E. H. Fletcher (Lead / Corresponding author), S. M. Tasker, P. Easton, L. Denvir

    Research output: Contribution to journalArticlepeer-review

    5 Citations (Scopus)


    Background: There are over 450 new psychoactive substances (NPS) circulating in Europe. In 2013, NPS were found to be a potential contributor to 60 drug deaths in Scotland. However, beyond these statistics, we know very little about the public health impact of NPS.

    Methods: We used mixed methods to inform a needs assessment for Tayside: (i) routine data analysis, (ii) anonymous online survey and (iii) discussions with professionals and local community groups with either first-hand experience of NPS or knowledge of others who had taken NPS.

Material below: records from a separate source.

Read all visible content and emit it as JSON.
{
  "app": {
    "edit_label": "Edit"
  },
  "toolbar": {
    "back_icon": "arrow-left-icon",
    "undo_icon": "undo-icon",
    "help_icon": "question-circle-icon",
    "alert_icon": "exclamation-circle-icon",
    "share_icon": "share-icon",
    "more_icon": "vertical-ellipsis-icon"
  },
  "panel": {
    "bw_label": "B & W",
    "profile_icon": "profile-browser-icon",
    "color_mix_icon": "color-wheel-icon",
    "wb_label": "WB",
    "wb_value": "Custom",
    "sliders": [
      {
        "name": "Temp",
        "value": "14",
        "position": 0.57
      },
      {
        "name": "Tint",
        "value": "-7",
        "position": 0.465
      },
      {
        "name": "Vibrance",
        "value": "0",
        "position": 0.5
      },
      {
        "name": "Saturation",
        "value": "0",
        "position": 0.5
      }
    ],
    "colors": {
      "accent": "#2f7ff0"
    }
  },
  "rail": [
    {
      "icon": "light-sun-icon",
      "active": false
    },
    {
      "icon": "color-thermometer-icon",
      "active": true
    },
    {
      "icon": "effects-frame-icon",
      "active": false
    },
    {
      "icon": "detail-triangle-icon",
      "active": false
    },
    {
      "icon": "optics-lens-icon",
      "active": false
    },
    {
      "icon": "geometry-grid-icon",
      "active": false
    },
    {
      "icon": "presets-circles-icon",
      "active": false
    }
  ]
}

    Results: Routine data are limited. Six hundred and eighty-seven people responded to the survey, 401 with direct or indirect experience of NPS. NPS were most commonly obtained from shops (n = 173) or friends (n = 110). Respondents replied with 94 different names for NPS taken. One hundred and nine respondents reported instances where emergency medical help for NPS use had been required. Qualitative survey answers and discussions highlighted the adverse impact NPS can have on mental health and well-being in particular.

    Conclusions: NPS are varied, easily accessible and can cause significant harm. We recommend that there should be improved data collection, raised awareness, restricted access, improved information sharing around NPS and the development, monitoring and evaluation of NPS-specific support delivered by services.
    Original languageEnglish
    Pages (from-to)e489-e495
    Number of pages7
    JournalJournal of Public Health
    Issue number4
    Early online date29 Dec 2015
    Publication statusPublished - Dec 2016


    • New psychoactive substances
    • Public health


    Dive into the research topics of 'Improving the help and support provided to people who take new psychoactive substances ('legal highs')'. Together they form a unique fingerprint.

    Cite this